So, good win tonight over the Cardinals. Glad Hoffman slammed the door shut. Let’s win a series tomorrow and then handle the Dodgers on our way to a nice three-day break for 23 of our 25-man roster.
By: Big Rygg
First and foremost, Happy Independence Day to all of our domestic readers and those U.S. citizens that read us from the other side of our borders!
Now let’s get down to business…
There has been a TON of acceleration regarding C.C. Sabathia’s possible trade out of Cleveland. The destination that’s being penciled onto his plane ticket has been reading: MKE (the airport code for Milwaukee’s General Mitchell International Airport if you didn’t know).
Heading back the other direction? Well therein lies some of the discrepancy in stories.

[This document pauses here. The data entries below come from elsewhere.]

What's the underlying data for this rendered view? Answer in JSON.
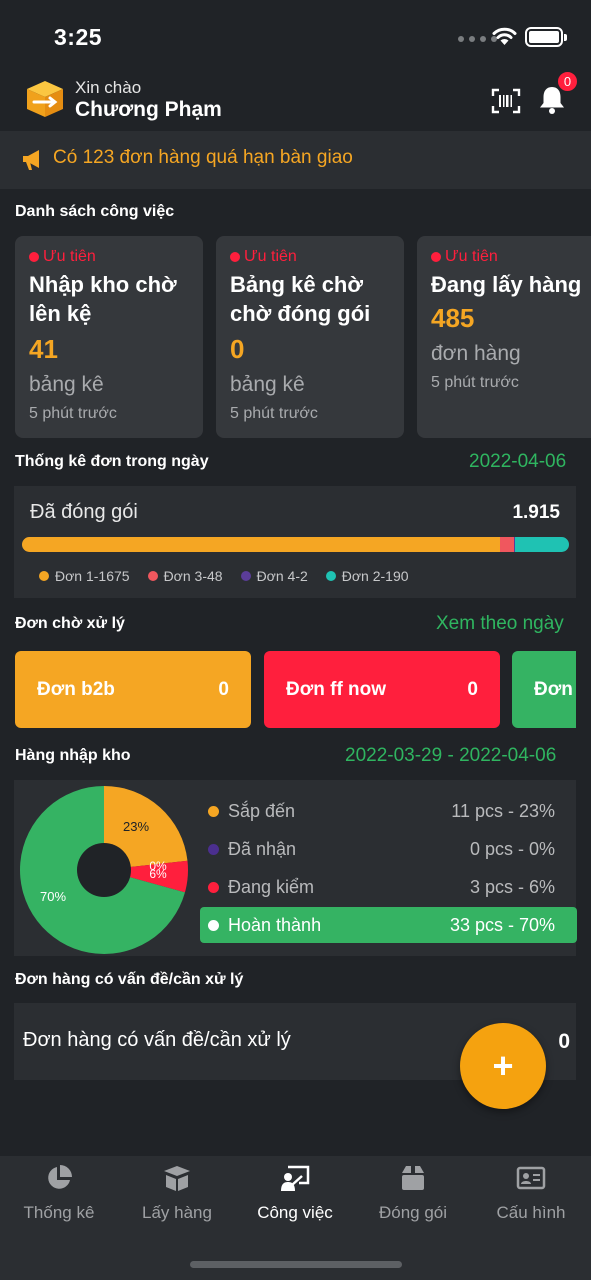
{
  "status_bar": {
    "time": "3:25"
  },
  "header": {
    "greeting": "Xin chào",
    "user_name": "Chương Phạm",
    "notification_count": "0"
  },
  "banner": {
    "text": "Có 123 đơn hàng quá hạn bàn giao"
  },
  "tasks": {
    "title": "Danh sách công việc",
    "items": [
      {
        "priority": "Ưu tiên",
        "title": "Nhập kho chờ lên kệ",
        "count": "41",
        "unit": "bảng kê",
        "time": "5 phút trước"
      },
      {
        "priority": "Ưu tiên",
        "title": "Bảng kê chờ chờ đóng gói",
        "count": "0",
        "unit": "bảng kê",
        "time": "5 phút trước"
      },
      {
        "priority": "Ưu tiên",
        "title": "Đang lấy hàng",
        "count": "485",
        "unit": "đơn hàng",
        "time": "5 phút trước"
      }
    ]
  },
  "daily_stats": {
    "title": "Thống kê đơn trong ngày",
    "date": "2022-04-06",
    "label": "Đã đóng gói",
    "total": "1.915",
    "segments": [
      {
        "label": "Đơn 1-1675",
        "value": 1675,
        "color": "#f5a623"
      },
      {
        "label": "Đơn 3-48",
        "value": 48,
        "color": "#f0575e"
      },
      {
        "label": "Đơn 4-2",
        "value": 2,
        "color": "#5b3d99"
      },
      {
        "label": "Đơn 2-190",
        "value": 190,
        "color": "#1fc2b3"
      }
    ]
  },
  "pending": {
    "title": "Đơn chờ xử lý",
    "link": "Xem theo ngày",
    "cards": [
      {
        "label": "Đơn b2b",
        "count": "0",
        "color": "#f5a623"
      },
      {
        "label": "Đơn ff now",
        "count": "0",
        "color": "#ff1f3d"
      },
      {
        "label": "Đơn",
        "count": "",
        "color": "#35b363"
      }
    ]
  },
  "warehouse": {
    "title": "Hàng nhập kho",
    "date_range": "2022-03-29 - 2022-04-06",
    "rows": [
      {
        "label": "Sắp đến",
        "value": "11 pcs - 23%",
        "color": "#f5a623",
        "pct": 23
      },
      {
        "label": "Đã nhận",
        "value": "0 pcs - 0%",
        "color": "#4b2f8f",
        "pct": 0
      },
      {
        "label": "Đang kiểm",
        "value": "3 pcs - 6%",
        "color": "#ff1f3d",
        "pct": 6
      },
      {
        "label": "Hoàn thành",
        "value": "33 pcs - 70%",
        "color": "#ffffff",
        "pct": 70
      }
    ],
    "pie_labels": {
      "arrived": "23%",
      "received": "0%",
      "checking": "6%",
      "done": "70%"
    }
  },
  "problems": {
    "title": "Đơn hàng có vấn đề/cần xử lý",
    "label": "Đơn hàng có vấn đề/cần xử lý",
    "count": "0",
    "fab": "+"
  },
  "nav": [
    {
      "label": "Thống kê",
      "icon": "pie-chart-icon"
    },
    {
      "label": "Lấy hàng",
      "icon": "box-open-icon"
    },
    {
      "label": "Công việc",
      "icon": "worker-board-icon"
    },
    {
      "label": "Đóng gói",
      "icon": "package-icon"
    },
    {
      "label": "Cấu hình",
      "icon": "id-card-icon"
    }
  ]
}
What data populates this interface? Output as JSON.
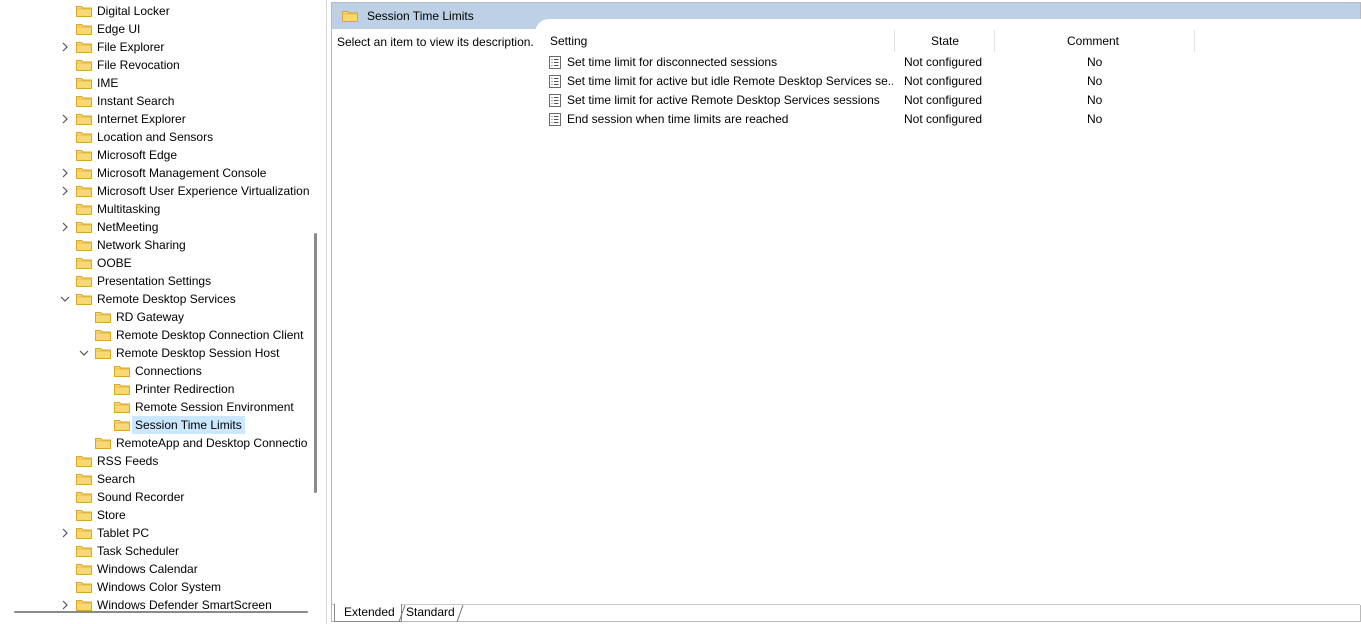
{
  "tree": {
    "items": [
      {
        "label": "Digital Locker",
        "expander": "none"
      },
      {
        "label": "Edge UI",
        "expander": "none"
      },
      {
        "label": "File Explorer",
        "expander": "collapsed"
      },
      {
        "label": "File Revocation",
        "expander": "none"
      },
      {
        "label": "IME",
        "expander": "none"
      },
      {
        "label": "Instant Search",
        "expander": "none"
      },
      {
        "label": "Internet Explorer",
        "expander": "collapsed"
      },
      {
        "label": "Location and Sensors",
        "expander": "none"
      },
      {
        "label": "Microsoft Edge",
        "expander": "none"
      },
      {
        "label": "Microsoft Management Console",
        "expander": "collapsed"
      },
      {
        "label": "Microsoft User Experience Virtualization",
        "expander": "collapsed"
      },
      {
        "label": "Multitasking",
        "expander": "none"
      },
      {
        "label": "NetMeeting",
        "expander": "collapsed"
      },
      {
        "label": "Network Sharing",
        "expander": "none"
      },
      {
        "label": "OOBE",
        "expander": "none"
      },
      {
        "label": "Presentation Settings",
        "expander": "none"
      },
      {
        "label": "Remote Desktop Services",
        "expander": "expanded"
      },
      {
        "label": "RD Gateway",
        "expander": "none"
      },
      {
        "label": "Remote Desktop Connection Client",
        "expander": "none"
      },
      {
        "label": "Remote Desktop Session Host",
        "expander": "expanded"
      },
      {
        "label": "Connections",
        "expander": "none"
      },
      {
        "label": "Printer Redirection",
        "expander": "none"
      },
      {
        "label": "Remote Session Environment",
        "expander": "none"
      },
      {
        "label": "Session Time Limits",
        "expander": "none",
        "selected": true
      },
      {
        "label": "RemoteApp and Desktop Connectio",
        "expander": "none"
      },
      {
        "label": "RSS Feeds",
        "expander": "none"
      },
      {
        "label": "Search",
        "expander": "none"
      },
      {
        "label": "Sound Recorder",
        "expander": "none"
      },
      {
        "label": "Store",
        "expander": "none"
      },
      {
        "label": "Tablet PC",
        "expander": "collapsed"
      },
      {
        "label": "Task Scheduler",
        "expander": "none"
      },
      {
        "label": "Windows Calendar",
        "expander": "none"
      },
      {
        "label": "Windows Color System",
        "expander": "none"
      },
      {
        "label": "Windows Defender SmartScreen",
        "expander": "collapsed"
      }
    ]
  },
  "header": {
    "title": "Session Time Limits",
    "icon": "folder-icon"
  },
  "description": {
    "text": "Select an item to view its description."
  },
  "table": {
    "columns": {
      "setting": "Setting",
      "state": "State",
      "comment": "Comment"
    },
    "rows": [
      {
        "setting": "Set time limit for disconnected sessions",
        "state": "Not configured",
        "comment": "No"
      },
      {
        "setting": "Set time limit for active but idle Remote Desktop Services se...",
        "state": "Not configured",
        "comment": "No"
      },
      {
        "setting": "Set time limit for active Remote Desktop Services sessions",
        "state": "Not configured",
        "comment": "No"
      },
      {
        "setting": "End session when time limits are reached",
        "state": "Not configured",
        "comment": "No"
      }
    ]
  },
  "tabs": {
    "extended": "Extended",
    "standard": "Standard"
  },
  "colors": {
    "header_band": "#bdd0e6",
    "selection": "#cce8ff",
    "folder_fill": "#f8d775",
    "folder_edge": "#d9a824"
  }
}
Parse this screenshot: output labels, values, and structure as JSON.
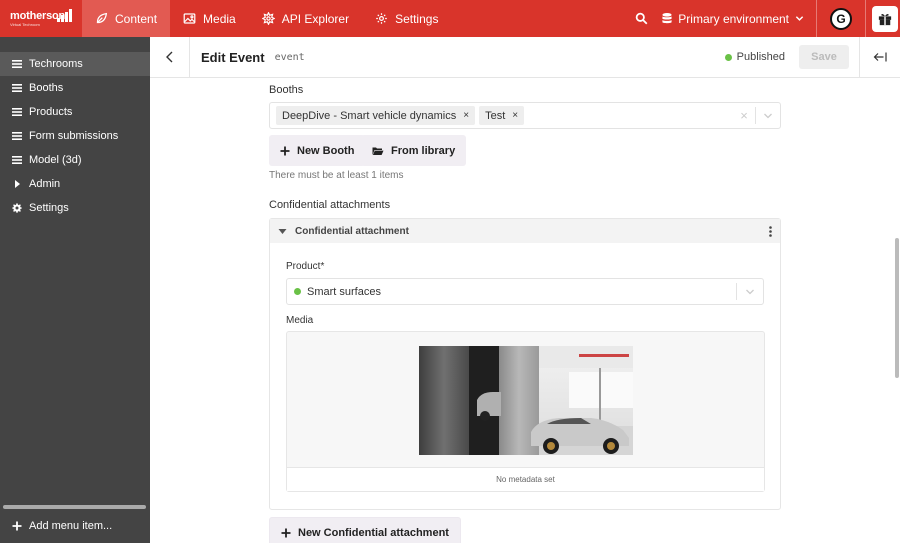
{
  "brand": {
    "name": "motherson",
    "tagline": "Virtual Techroom"
  },
  "topnav": {
    "items": [
      {
        "label": "Content",
        "icon": "leaf-icon",
        "active": true
      },
      {
        "label": "Media",
        "icon": "image-icon"
      },
      {
        "label": "API Explorer",
        "icon": "api-icon"
      },
      {
        "label": "Settings",
        "icon": "gear-icon"
      }
    ],
    "environment": "Primary environment",
    "avatar_initial": "G"
  },
  "sidebar": {
    "items": [
      {
        "label": "Techrooms",
        "icon": "menu-icon",
        "active": true
      },
      {
        "label": "Booths",
        "icon": "menu-icon"
      },
      {
        "label": "Products",
        "icon": "menu-icon"
      },
      {
        "label": "Form submissions",
        "icon": "menu-icon"
      },
      {
        "label": "Model (3d)",
        "icon": "menu-icon"
      },
      {
        "label": "Admin",
        "icon": "caret-right-icon"
      },
      {
        "label": "Settings",
        "icon": "gear-icon"
      }
    ],
    "add_label": "Add menu item..."
  },
  "header": {
    "title": "Edit Event",
    "model_id": "event",
    "status": "Published",
    "save_label": "Save"
  },
  "form": {
    "booths": {
      "label": "Booths",
      "chips": [
        "DeepDive - Smart vehicle dynamics",
        "Test"
      ],
      "chip_remove": "×",
      "clear": "×",
      "new_label": "New Booth",
      "library_label": "From library",
      "hint": "There must be at least 1 items"
    },
    "attachments": {
      "label": "Confidential attachments",
      "block_title": "Confidential attachment",
      "product_label": "Product*",
      "product_value": "Smart surfaces",
      "media_label": "Media",
      "media_meta": "No metadata set",
      "new_label": "New Confidential attachment"
    }
  },
  "colors": {
    "brand_red": "#d9342b",
    "sidebar": "#444444",
    "published": "#6ac147"
  }
}
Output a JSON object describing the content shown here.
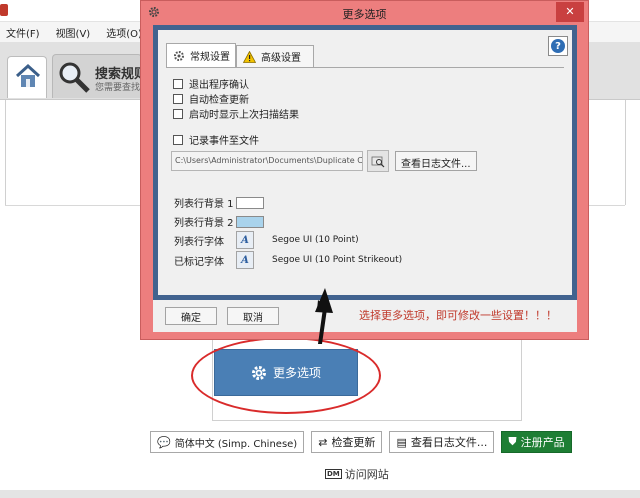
{
  "app": {
    "menu": [
      "文件(F)",
      "视图(V)",
      "选项(O)"
    ],
    "search_tab_title": "搜索规则",
    "search_tab_subtitle": "您需要查找",
    "more_options_button": "更多选项",
    "bottom_buttons": {
      "language": "简体中文 (Simp. Chinese)",
      "check_update": "检查更新",
      "view_log": "查看日志文件...",
      "register": "注册产品"
    },
    "visit_badge": "DM",
    "visit_site": "访问网站"
  },
  "dialog": {
    "title": "更多选项",
    "close_glyph": "✕",
    "help_glyph": "?",
    "tabs": {
      "general": "常规设置",
      "advanced": "高级设置"
    },
    "checkboxes": [
      "退出程序确认",
      "自动检查更新",
      "启动时显示上次扫描结果"
    ],
    "log_checkbox": "记录事件至文件",
    "log_path": "C:\\Users\\Administrator\\Documents\\Duplicate Cle",
    "view_log_button": "查看日志文件...",
    "row_bg1_label": "列表行背景 1",
    "row_bg2_label": "列表行背景 2",
    "list_font_label": "列表行字体",
    "list_font_value": "Segoe UI (10 Point)",
    "marked_font_label": "已标记字体",
    "marked_font_value": "Segoe UI (10 Point Strikeout)",
    "font_button_glyph": "A",
    "ok_button": "确定",
    "cancel_button": "取消"
  },
  "annotation": {
    "hint": "选择更多选项，即可修改一些设置！！！"
  },
  "colors": {
    "row_bg1": "#ffffff",
    "row_bg2": "#a9d3ec",
    "dialog_frame": "#ed7e7e",
    "accent_blue": "#4a7fb5",
    "register_green": "#1e7e34",
    "annotation_red": "#d92b2b"
  }
}
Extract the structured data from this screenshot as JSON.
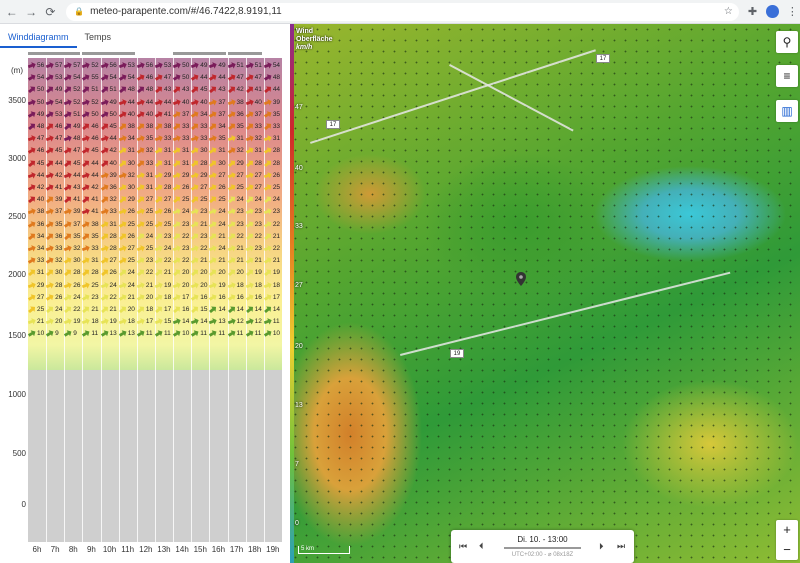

FoxSports.com’s Ken Rosenthal is reporting that both (yes, both) OF Matt LaPorta and SS Alcides Escobar were offered to the Indians for Sabathia. Beat-writer for the local Milwaukee paper the Milwaukee Journal-Sentinel, Tom Haudricourt, reports that he has it on “good authority” that the Brewers would never offer both of those players in the same deal for Sabathia. He has found out that the Indians had scouts watching the Brewers’ Single A team (the Brevard County Manatees) the other day where 2007 Brewers Minor League Player of the Year Taylor Green plays ball and believes that Green might be a centerpiece in a deal.
There is also some talk about J.J. Hardy possibly being involved in a deal for Sabathia and then that Escobar would be used to replace Hardy on the big-league roster. (I’m officially on the record as not in favor of this scenario if we could get Sabathia with just prospects instead.)
The non-waiver trading deadline in Major League Baseball is July 31st and you usually will see many of the trades that are going to happen in this league happen on or just prior to that date. Part of the reports around the internet are saying that the reason the Brewers might be offering such a strong deal this early is so that the Indians will be convinced that they can’t get anything better and will pull the trigger on the deal. After all, you only throw a starting pitcher every 5th day so the earlier you get that pitcher into your rotation, the more benefit you get for the deal.
But then again…maybe everybody is way off base here and no deal will happen.
Here’s where you guys get involved…
- Would you do a deal for C.C. Sabathia if structured as is indicated by the rumors?
- Which deal?
- If you’d deal for Sabathia but not want to do one of the supposed deals, what would you offer?
- If you won’t deal for Sabathia, who else do you think the Brewers should target?